• **Prompt**
Below are some records. Pull every line that contains the word "icon".

*** Opening of Input data ***

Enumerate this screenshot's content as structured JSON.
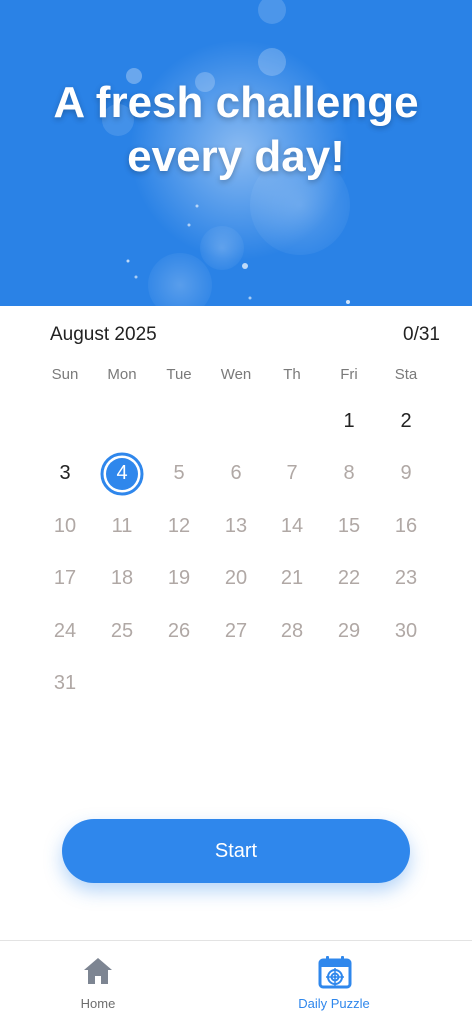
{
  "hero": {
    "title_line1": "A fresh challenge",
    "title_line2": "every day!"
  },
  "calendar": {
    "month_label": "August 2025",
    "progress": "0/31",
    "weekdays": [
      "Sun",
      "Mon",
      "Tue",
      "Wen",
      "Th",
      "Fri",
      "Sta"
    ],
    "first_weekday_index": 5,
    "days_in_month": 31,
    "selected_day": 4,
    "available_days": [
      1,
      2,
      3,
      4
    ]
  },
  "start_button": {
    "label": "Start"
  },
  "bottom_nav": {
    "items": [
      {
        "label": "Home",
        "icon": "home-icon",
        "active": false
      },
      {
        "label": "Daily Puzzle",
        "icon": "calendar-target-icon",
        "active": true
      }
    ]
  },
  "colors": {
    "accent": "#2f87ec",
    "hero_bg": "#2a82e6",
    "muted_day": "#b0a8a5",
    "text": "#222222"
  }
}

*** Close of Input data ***

• **Solution**
        "icon": "home-icon",
        "icon": "calendar-target-icon",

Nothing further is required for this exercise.